Data about app and page elements:
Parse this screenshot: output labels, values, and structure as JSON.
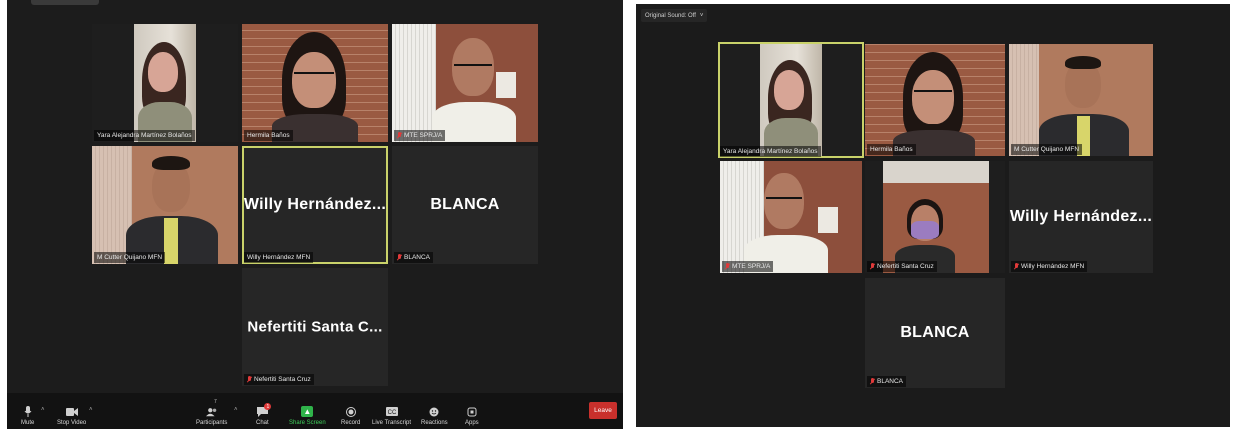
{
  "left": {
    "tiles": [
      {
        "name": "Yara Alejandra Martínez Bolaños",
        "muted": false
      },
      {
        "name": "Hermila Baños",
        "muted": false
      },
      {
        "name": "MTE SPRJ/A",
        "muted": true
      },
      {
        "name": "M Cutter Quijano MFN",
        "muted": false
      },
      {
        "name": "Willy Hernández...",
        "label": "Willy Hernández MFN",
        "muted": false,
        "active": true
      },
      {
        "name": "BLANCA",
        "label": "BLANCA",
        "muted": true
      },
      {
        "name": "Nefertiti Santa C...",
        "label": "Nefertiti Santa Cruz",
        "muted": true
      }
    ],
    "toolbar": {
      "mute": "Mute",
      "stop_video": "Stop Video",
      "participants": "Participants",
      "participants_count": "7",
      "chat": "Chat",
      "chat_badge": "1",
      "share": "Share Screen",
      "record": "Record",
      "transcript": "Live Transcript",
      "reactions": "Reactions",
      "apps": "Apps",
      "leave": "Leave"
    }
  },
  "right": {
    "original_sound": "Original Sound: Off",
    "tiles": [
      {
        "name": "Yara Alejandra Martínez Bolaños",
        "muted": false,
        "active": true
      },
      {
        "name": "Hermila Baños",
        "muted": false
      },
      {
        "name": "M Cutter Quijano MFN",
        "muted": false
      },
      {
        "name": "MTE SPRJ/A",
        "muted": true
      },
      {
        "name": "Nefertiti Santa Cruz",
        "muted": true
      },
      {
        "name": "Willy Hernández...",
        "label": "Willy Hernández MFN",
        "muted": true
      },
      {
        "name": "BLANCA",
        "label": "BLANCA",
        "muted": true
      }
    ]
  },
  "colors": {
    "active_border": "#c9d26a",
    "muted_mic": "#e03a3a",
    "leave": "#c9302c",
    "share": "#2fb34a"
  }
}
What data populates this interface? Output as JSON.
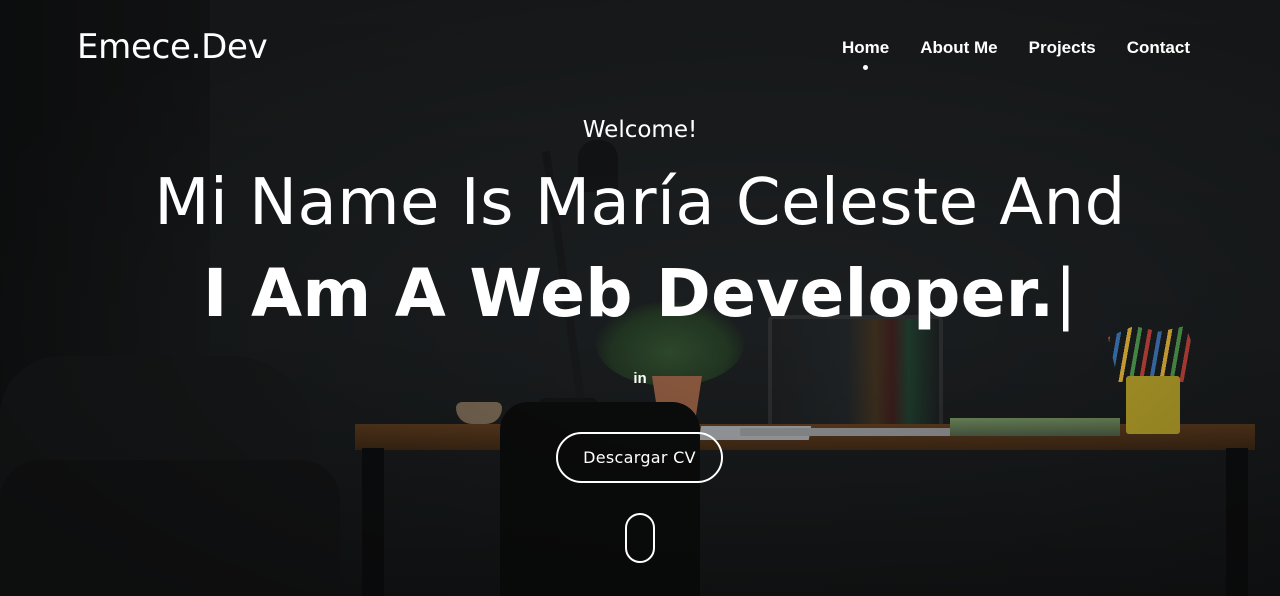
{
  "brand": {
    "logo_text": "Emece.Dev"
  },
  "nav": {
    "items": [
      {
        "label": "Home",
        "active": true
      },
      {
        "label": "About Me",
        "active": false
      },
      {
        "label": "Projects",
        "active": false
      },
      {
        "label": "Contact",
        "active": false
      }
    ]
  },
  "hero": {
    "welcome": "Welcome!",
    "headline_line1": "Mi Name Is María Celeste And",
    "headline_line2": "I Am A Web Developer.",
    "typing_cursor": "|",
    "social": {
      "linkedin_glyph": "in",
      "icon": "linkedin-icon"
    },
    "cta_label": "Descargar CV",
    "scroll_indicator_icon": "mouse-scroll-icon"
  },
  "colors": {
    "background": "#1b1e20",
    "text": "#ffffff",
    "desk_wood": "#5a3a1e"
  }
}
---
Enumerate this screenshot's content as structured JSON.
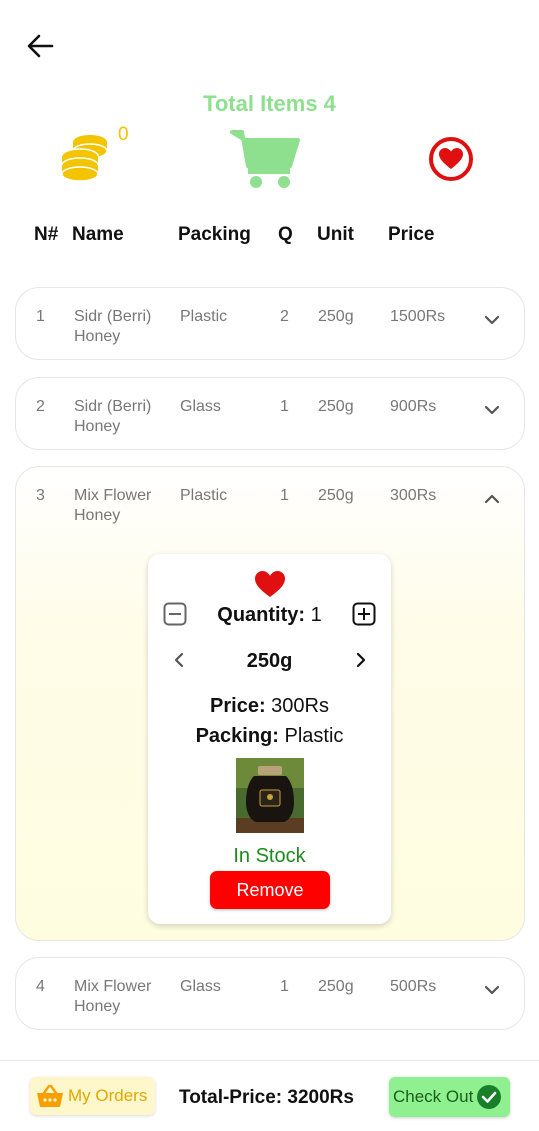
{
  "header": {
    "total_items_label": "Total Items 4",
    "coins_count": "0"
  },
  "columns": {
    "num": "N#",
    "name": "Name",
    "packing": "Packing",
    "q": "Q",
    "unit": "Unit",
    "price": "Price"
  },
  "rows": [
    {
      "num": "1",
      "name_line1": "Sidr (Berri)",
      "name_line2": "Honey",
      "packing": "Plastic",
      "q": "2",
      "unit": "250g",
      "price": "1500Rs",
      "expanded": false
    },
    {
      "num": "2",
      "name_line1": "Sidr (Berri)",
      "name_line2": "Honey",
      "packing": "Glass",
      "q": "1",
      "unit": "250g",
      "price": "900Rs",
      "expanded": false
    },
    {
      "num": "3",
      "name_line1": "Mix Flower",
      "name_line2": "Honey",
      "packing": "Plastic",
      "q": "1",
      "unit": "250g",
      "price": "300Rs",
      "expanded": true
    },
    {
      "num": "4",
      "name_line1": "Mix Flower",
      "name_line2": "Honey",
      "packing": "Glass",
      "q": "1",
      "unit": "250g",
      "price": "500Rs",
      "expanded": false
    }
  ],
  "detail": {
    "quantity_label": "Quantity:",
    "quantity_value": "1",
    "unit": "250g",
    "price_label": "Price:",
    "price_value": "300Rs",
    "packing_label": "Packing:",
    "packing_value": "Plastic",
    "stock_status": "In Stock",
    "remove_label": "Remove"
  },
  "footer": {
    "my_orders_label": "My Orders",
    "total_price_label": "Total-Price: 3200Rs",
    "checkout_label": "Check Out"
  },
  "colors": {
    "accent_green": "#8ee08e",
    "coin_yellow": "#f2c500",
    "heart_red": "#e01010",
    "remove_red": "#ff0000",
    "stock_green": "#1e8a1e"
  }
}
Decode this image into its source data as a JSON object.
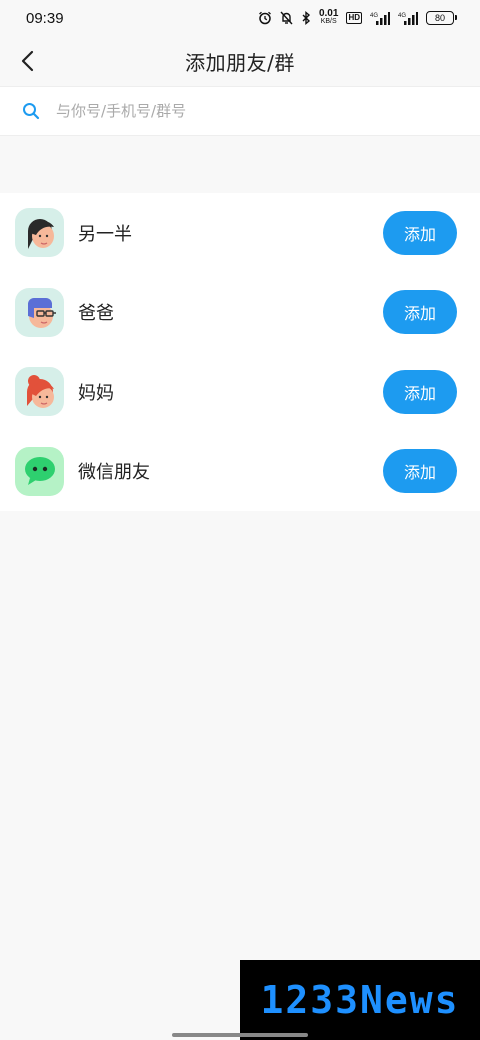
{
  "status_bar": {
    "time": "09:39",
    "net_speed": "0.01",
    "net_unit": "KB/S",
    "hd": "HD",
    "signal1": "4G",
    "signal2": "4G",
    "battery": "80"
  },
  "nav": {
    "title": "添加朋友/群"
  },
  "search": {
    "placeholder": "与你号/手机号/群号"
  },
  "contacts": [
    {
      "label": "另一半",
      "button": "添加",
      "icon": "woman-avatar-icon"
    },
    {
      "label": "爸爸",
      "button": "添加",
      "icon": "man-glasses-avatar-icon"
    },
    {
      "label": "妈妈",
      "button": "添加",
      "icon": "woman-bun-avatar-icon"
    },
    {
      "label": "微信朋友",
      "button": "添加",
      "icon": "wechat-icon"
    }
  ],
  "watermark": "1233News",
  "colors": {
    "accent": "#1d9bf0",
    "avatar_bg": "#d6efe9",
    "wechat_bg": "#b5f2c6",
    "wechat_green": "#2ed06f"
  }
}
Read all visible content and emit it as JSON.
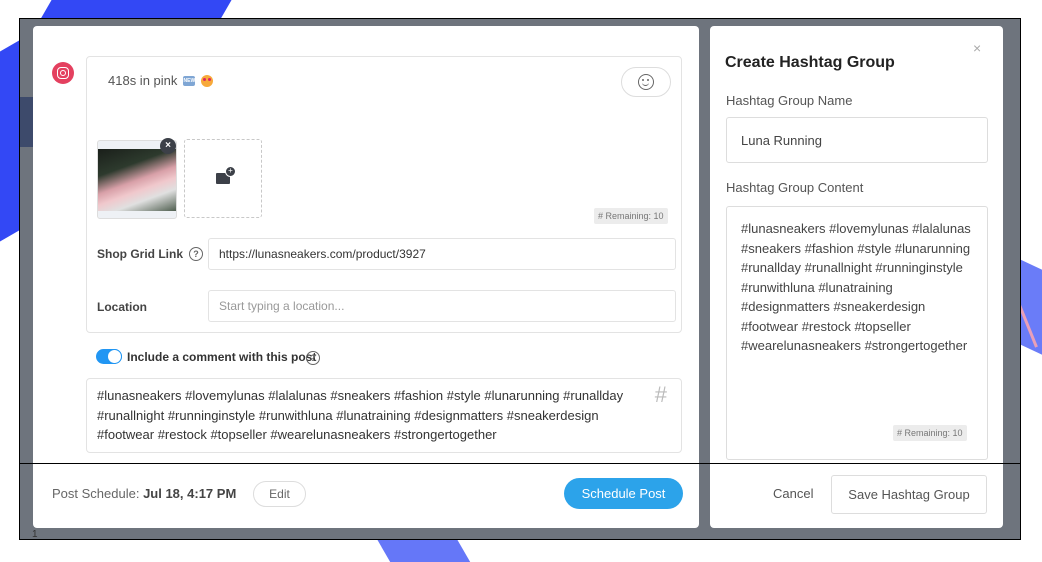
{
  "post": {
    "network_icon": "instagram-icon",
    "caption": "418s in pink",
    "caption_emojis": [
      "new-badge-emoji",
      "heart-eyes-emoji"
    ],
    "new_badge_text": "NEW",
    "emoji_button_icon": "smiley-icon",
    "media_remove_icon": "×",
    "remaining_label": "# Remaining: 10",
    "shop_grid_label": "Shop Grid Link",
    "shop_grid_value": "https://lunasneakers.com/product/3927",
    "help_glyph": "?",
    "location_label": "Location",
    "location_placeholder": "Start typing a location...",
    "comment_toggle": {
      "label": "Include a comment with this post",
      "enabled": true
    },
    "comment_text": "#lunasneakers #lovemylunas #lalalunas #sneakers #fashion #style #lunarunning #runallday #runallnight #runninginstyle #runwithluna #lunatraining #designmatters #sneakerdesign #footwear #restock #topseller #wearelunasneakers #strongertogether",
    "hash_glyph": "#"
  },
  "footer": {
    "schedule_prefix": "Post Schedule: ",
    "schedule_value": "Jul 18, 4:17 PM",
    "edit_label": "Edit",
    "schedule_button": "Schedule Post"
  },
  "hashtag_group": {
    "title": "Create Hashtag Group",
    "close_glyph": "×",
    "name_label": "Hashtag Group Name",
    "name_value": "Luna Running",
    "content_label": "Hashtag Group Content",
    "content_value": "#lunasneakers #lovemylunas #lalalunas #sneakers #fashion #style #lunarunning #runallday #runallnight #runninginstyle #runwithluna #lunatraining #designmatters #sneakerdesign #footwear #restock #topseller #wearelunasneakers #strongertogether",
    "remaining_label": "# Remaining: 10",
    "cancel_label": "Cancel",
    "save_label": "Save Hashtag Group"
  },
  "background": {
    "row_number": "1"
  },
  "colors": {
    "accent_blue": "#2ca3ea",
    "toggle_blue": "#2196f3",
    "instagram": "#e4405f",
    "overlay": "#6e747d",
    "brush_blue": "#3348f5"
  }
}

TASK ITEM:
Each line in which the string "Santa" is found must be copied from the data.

PROBLEM SOLUTION:
        "name": "Nefertiti Santa C...",
        "label": "Nefertiti Santa Cruz",
        "name": "Nefertiti Santa Cruz",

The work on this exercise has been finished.